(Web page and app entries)
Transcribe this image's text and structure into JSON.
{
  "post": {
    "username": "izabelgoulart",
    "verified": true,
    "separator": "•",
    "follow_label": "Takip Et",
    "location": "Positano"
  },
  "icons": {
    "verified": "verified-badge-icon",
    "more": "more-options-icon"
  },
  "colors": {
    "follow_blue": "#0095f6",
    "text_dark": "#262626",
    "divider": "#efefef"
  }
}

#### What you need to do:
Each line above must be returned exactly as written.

#### Response for this exercise:
Transcribe this image's text and structure into JSON.
{
  "post": {
    "username": "izabelgoulart",
    "verified": true,
    "separator": "•",
    "follow_label": "Takip Et",
    "location": "Positano"
  },
  "icons": {
    "verified": "verified-badge-icon",
    "more": "more-options-icon"
  },
  "colors": {
    "follow_blue": "#0095f6",
    "text_dark": "#262626",
    "divider": "#efefef"
  }
}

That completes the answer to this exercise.